Robert Collins filed Applications for Title II Social Security Disability Insurance Benefits (DIB) and Title XVI Supplemental Security Income (SSI) benefits on July 25, 2005, which Applications were denied initially and upon reconsideration.
Plaintiff died on August 26, 2006, and his death ended any eligibility for SSI benefits.
His widow, Tondalayo Collins, filed a Substitution of Plaintiff on May 25, 2007, to proceed in the name of her deceased spouse regarding the DIB claim.
A hearing before an Administrative Law Judge ("ALJ") was held on August 9, 2007.
Following receipt of the ALJ Decision denying benefits, plaintiff sought review to the Appeals Council.
The Appeals Council declined review on December 28, 2007. This action followed.
The parties filed a Joint Stipulation, and have consented to the jurisdiction of the Magistrate Judge. Plaintiff makes four claims of error. For the reasons shown below, the Commissioner's decision denying benefits is affirmed.

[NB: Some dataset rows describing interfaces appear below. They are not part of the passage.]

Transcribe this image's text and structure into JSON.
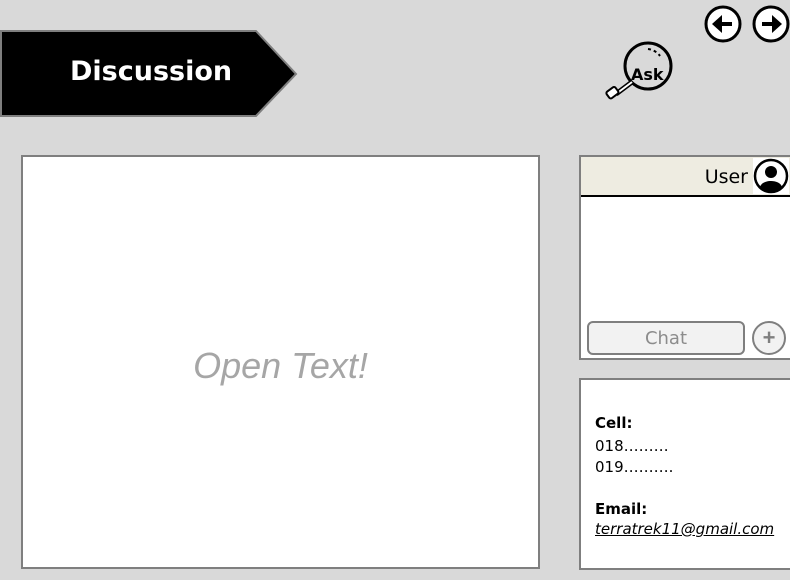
{
  "header": {
    "title": "Discussion",
    "ask_label": "Ask",
    "back_icon": "arrow-left-icon",
    "forward_icon": "arrow-right-icon"
  },
  "main": {
    "placeholder": "Open Text!"
  },
  "chat": {
    "user_label": "User",
    "avatar_icon": "user-avatar-icon",
    "chat_button_label": "Chat",
    "add_icon": "plus-icon"
  },
  "contact": {
    "cell_label": "Cell:",
    "cell_numbers": [
      "018………",
      "019………."
    ],
    "email_label": "Email:",
    "email": "terratrek11@gmail.com"
  },
  "colors": {
    "background": "#d9d9d9",
    "banner": "#000000",
    "panel_border": "#7f7f7f",
    "user_header": "#eeece1",
    "placeholder_text": "#a6a6a6"
  }
}
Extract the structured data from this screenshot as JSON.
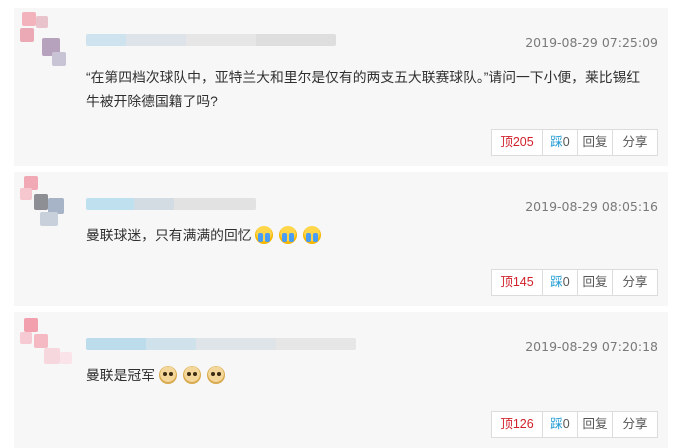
{
  "comments": [
    {
      "time": "2019-08-29 07:25:09",
      "text": "“在第四档次球队中，亚特兰大和里尔是仅有的两支五大联赛球队。”请问一下小便，莱比锡红牛被开除德国籍了吗?",
      "emojis": [],
      "actions": {
        "up_label": "顶",
        "up_count": "205",
        "down_label": "踩",
        "down_count": "0",
        "reply": "回复",
        "share": "分享"
      }
    },
    {
      "time": "2019-08-29 08:05:16",
      "text": "曼联球迷，只有满满的回忆",
      "emojis": [
        "crying-emoji",
        "crying-emoji",
        "crying-emoji"
      ],
      "actions": {
        "up_label": "顶",
        "up_count": "145",
        "down_label": "踩",
        "down_count": "0",
        "reply": "回复",
        "share": "分享"
      }
    },
    {
      "time": "2019-08-29 07:20:18",
      "text": "曼联是冠军",
      "emojis": [
        "doge-emoji",
        "doge-emoji",
        "doge-emoji"
      ],
      "actions": {
        "up_label": "顶",
        "up_count": "126",
        "down_label": "踩",
        "down_count": "0",
        "reply": "回复",
        "share": "分享"
      }
    }
  ],
  "colors": {
    "up": "#d0202a",
    "down": "#1f9bd4",
    "timestamp": "#7a7a7a",
    "card": "#f7f7f7"
  }
}
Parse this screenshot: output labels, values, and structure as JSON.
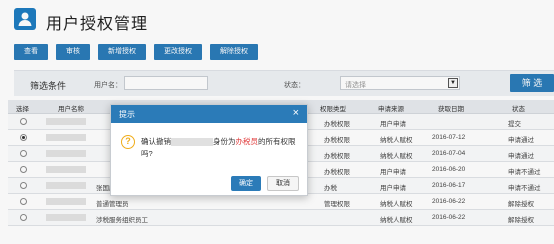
{
  "header": {
    "title": "用户授权管理"
  },
  "toolbar": {
    "buttons": [
      {
        "label": "查看"
      },
      {
        "label": "审核"
      },
      {
        "label": "新增授权"
      },
      {
        "label": "更改授权"
      },
      {
        "label": "解除授权"
      }
    ]
  },
  "filter": {
    "title": "筛选条件",
    "username_label": "用户名：",
    "username_value": "",
    "status_label": "状态：",
    "status_value": "请选择",
    "button": "筛 选"
  },
  "table": {
    "headers": [
      "选择",
      "用户名称",
      "",
      "",
      "",
      "",
      "权限类型",
      "申请来源",
      "获取日期",
      "状态"
    ],
    "rows": [
      {
        "selected": false,
        "name": "",
        "col3": "",
        "perm": "办税权限",
        "source": "用户申请",
        "date": "",
        "status": "提交"
      },
      {
        "selected": true,
        "name": "",
        "col3": "",
        "perm": "办税权限",
        "source": "纳税人赋权",
        "date": "2016-07-12",
        "status": "申请通过"
      },
      {
        "selected": false,
        "name": "",
        "col3": "",
        "perm": "办税权限",
        "source": "纳税人赋权",
        "date": "2016-07-04",
        "status": "申请通过"
      },
      {
        "selected": false,
        "name": "",
        "col3": "",
        "perm": "办税权限",
        "source": "用户申请",
        "date": "2016-06-20",
        "status": "申请不通过"
      },
      {
        "selected": false,
        "name": "",
        "col3": "张国庆",
        "perm": "办税",
        "source": "用户申请",
        "date": "2016-06-17",
        "status": "申请不通过"
      },
      {
        "selected": false,
        "name": "",
        "col3": "普通管理员",
        "perm": "管理权限",
        "source": "纳税人赋权",
        "date": "2016-06-22",
        "status": "解除授权"
      },
      {
        "selected": false,
        "name": "",
        "col3": "涉税服务组织员工",
        "perm": "",
        "source": "纳税人赋权",
        "date": "2016-06-22",
        "status": "解除授权"
      }
    ]
  },
  "dialog": {
    "title": "提示",
    "close": "×",
    "icon": "?",
    "msg_prefix": "确认撤销",
    "msg_mid": "身份为",
    "msg_role": "办税员",
    "msg_suffix": "的所有权限吗?",
    "ok": "确定",
    "cancel": "取消"
  }
}
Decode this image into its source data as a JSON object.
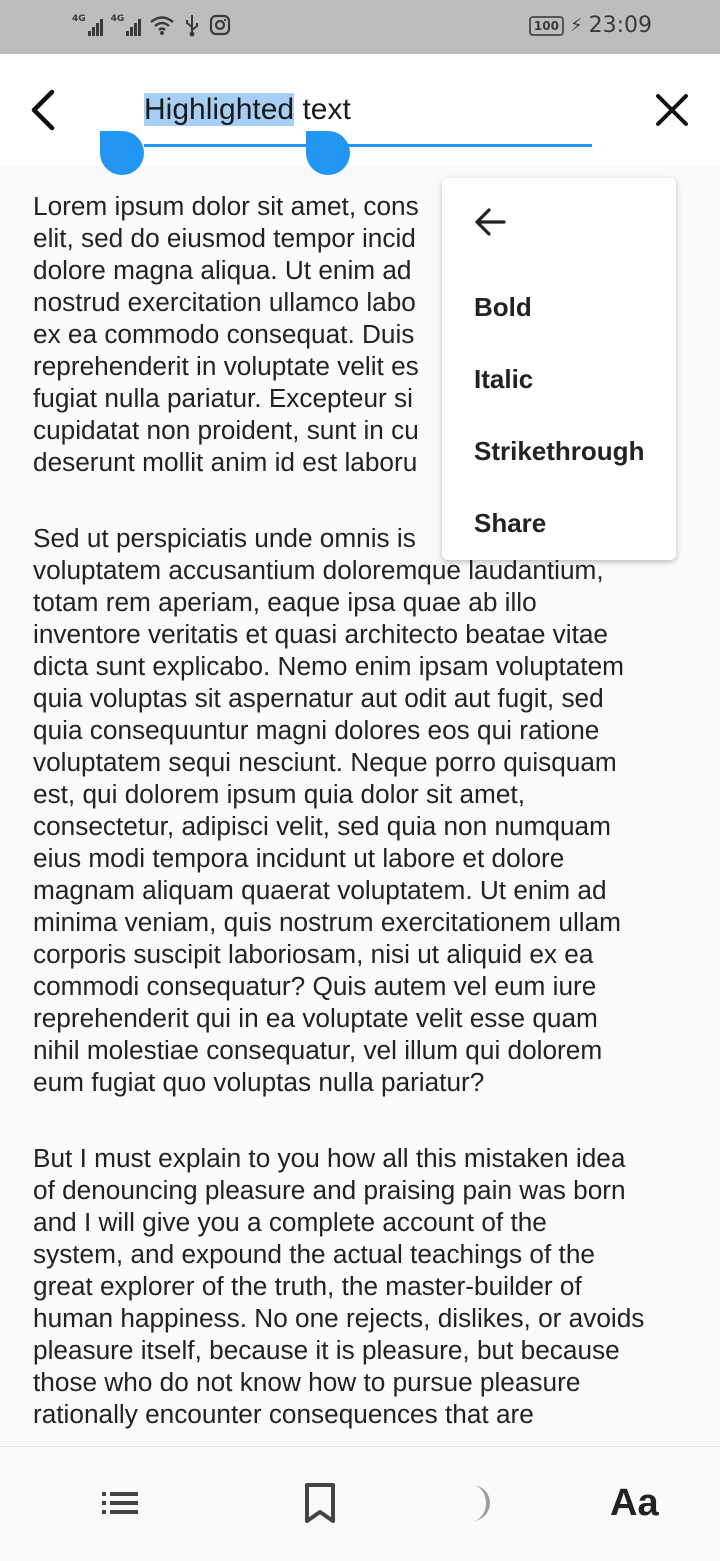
{
  "status_bar": {
    "network_1": "4G",
    "network_2": "4G",
    "battery": "100",
    "time": "23:09",
    "icons": [
      "signal-icon",
      "signal-icon",
      "wifi-icon",
      "usb-icon",
      "instagram-icon",
      "charging-icon"
    ]
  },
  "app_bar": {
    "title_highlighted": "Highlighted",
    "title_rest": " text",
    "back_icon": "back-chevron-icon",
    "close_icon": "close-icon",
    "accent_color": "#2196f3",
    "highlight_color": "#a7cff5"
  },
  "content": {
    "paragraph_1": [
      "Lorem ipsum dolor sit amet, cons",
      "elit, sed do eiusmod tempor incid",
      "dolore magna aliqua. Ut enim ad",
      "nostrud exercitation ullamco labo",
      "ex ea commodo consequat. Duis",
      "reprehenderit in voluptate velit es",
      "fugiat nulla pariatur. Excepteur si",
      "cupidatat non proident, sunt in cu",
      "deserunt mollit anim id est laboru"
    ],
    "paragraph_2": [
      "Sed ut perspiciatis unde omnis is",
      "voluptatem accusantium doloremque laudantium,",
      "totam rem aperiam, eaque ipsa quae ab illo",
      "inventore veritatis et quasi architecto beatae vitae",
      "dicta sunt explicabo. Nemo enim ipsam voluptatem",
      "quia voluptas sit aspernatur aut odit aut fugit, sed",
      "quia consequuntur magni dolores eos qui ratione",
      "voluptatem sequi nesciunt. Neque porro quisquam",
      "est, qui dolorem ipsum quia dolor sit amet,",
      "consectetur, adipisci velit, sed quia non numquam",
      "eius modi tempora incidunt ut labore et dolore",
      "magnam aliquam quaerat voluptatem. Ut enim ad",
      "minima veniam, quis nostrum exercitationem ullam",
      "corporis suscipit laboriosam, nisi ut aliquid ex ea",
      "commodi consequatur? Quis autem vel eum iure",
      "reprehenderit qui in ea voluptate velit esse quam",
      "nihil molestiae consequatur, vel illum qui dolorem",
      "eum fugiat quo voluptas nulla pariatur?"
    ],
    "paragraph_3": [
      "But I must explain to you how all this mistaken idea",
      "of denouncing pleasure and praising pain was born",
      "and I will give you a complete account of the",
      "system, and expound the actual teachings of the",
      "great explorer of the truth, the master-builder of",
      "human happiness. No one rejects, dislikes, or avoids",
      "pleasure itself, because it is pleasure, but because",
      "those who do not know how to pursue pleasure",
      "rationally encounter consequences that are"
    ]
  },
  "context_menu": {
    "back_icon": "arrow-left-icon",
    "items": [
      "Bold",
      "Italic",
      "Strikethrough",
      "Share"
    ]
  },
  "bottom_bar": {
    "toc_icon": "list-icon",
    "bookmark_icon": "bookmark-icon",
    "theme_icon": "moon-icon",
    "font_label": "Aa"
  }
}
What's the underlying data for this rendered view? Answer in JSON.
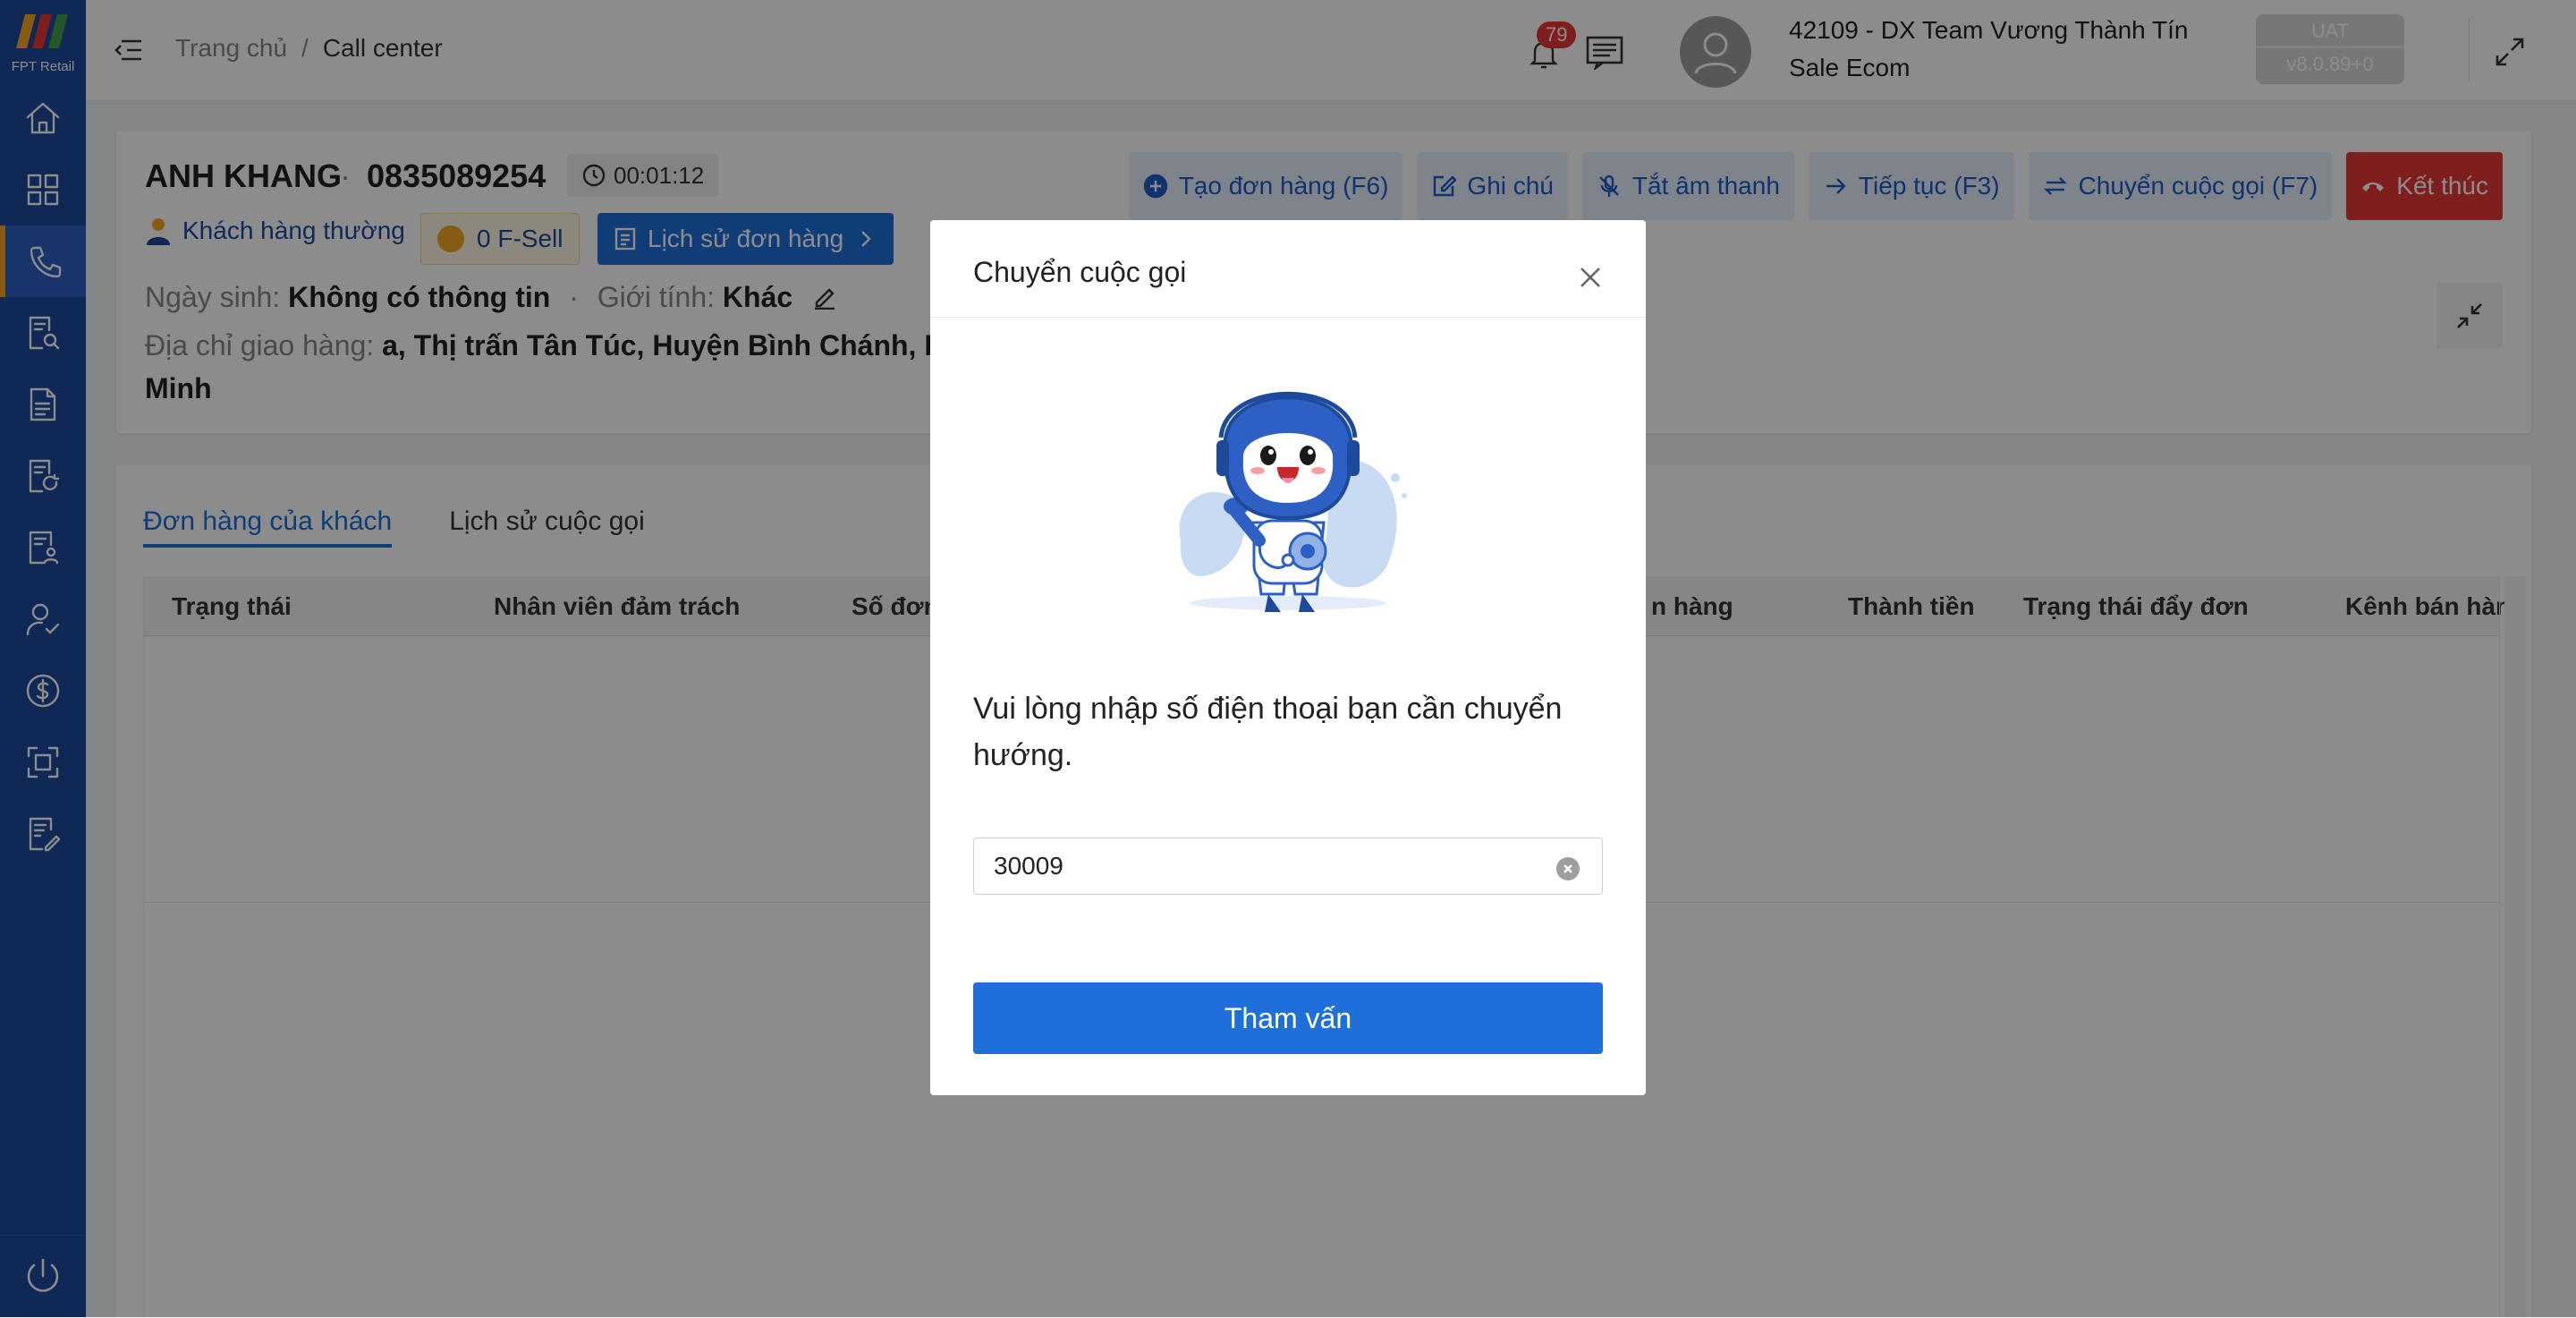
{
  "brand": {
    "logo_text": "FPT Retail"
  },
  "header": {
    "breadcrumb": [
      "Trang chủ",
      "Call center"
    ],
    "notifications_count": "79",
    "user_name": "42109 - DX Team Vương Thành Tín",
    "user_role": "Sale Ecom",
    "env": "UAT",
    "version": "v8.0.89+0"
  },
  "customer": {
    "name": "ANH KHANG",
    "phone": "0835089254",
    "call_timer": "00:01:12",
    "tier": "Khách hàng thường",
    "fsell": "0 F-Sell",
    "order_history_label": "Lịch sử đơn hàng",
    "dob_label": "Ngày sinh:",
    "dob_value": "Không có thông tin",
    "gender_label": "Giới tính:",
    "gender_value": "Khác",
    "address_label": "Địa chỉ giao hàng:",
    "address_value": "a, Thị trấn Tân Túc, Huyện Bình Chánh, Hồ C",
    "address_value_line2": "Minh"
  },
  "actions": {
    "create_order": "Tạo đơn hàng (F6)",
    "note": "Ghi chú",
    "mute": "Tắt âm thanh",
    "continue": "Tiếp tục (F3)",
    "transfer": "Chuyển cuộc gọi (F7)",
    "end": "Kết thúc"
  },
  "tabs": [
    "Đơn hàng của khách",
    "Lịch sử cuộc gọi"
  ],
  "table": {
    "columns": [
      "Trạng thái",
      "Nhân viên đảm trách",
      "Số đơn",
      "n hàng",
      "Thành tiền",
      "Trạng thái đẩy đơn",
      "Kênh bán hàng"
    ]
  },
  "modal": {
    "title": "Chuyển cuộc gọi",
    "message": "Vui lòng nhập số điện thoại bạn cần chuyển hướng.",
    "input_value": "30009",
    "button": "Tham vấn"
  },
  "colors": {
    "sidebar": "#1e4a9c",
    "primary": "#1e6fd9",
    "danger": "#e53935",
    "accent": "#f6a623"
  }
}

Plaintiff asserts that the ALJ misrepresented the record and improperly considered the treating physician's opinions. Although the record indicates multiple physical complaints, plaintiff's primary complaint was chronic, long-term back pain. (Joint Stipulation at 3). The ALJ indicated in his Decision that no objective evidence supported plaintiff's claim of disability due to back pain. Plaintiff alleges that there is additional medical evidence in the record that supports the claim, which the ALJ did not properly consider.
A DIB claimant is required to prove that he was disabled on or before his date last insured (DLI). Plaintiff was insured for DIB until September 30, 2000, and he alleges an onset date of August 1, 1999. It follows that plaintiff's primary claim of disability due to back pain needed to be established no later than September 30, 2000.
A plaintiff bears the burden of proving that an impairment is disabling. Matthews v. Shalala, 10 F.3d 678, 680 (9th Cir. 1993), citing Miller v. Heckler, 770 F.2d 845, 849 (9th Cir. 1985). A plaintiff must show that his impairment precluded him from engaging in any substantial gainful activity. Matthews, supra; 42 U.S.C. § 423(d)(1)(A). As examples of objective evidence improperly considered by the ALJ, plaintiff points to three medical reports in the record. These reports are clinic progress records from three separate visits to the ...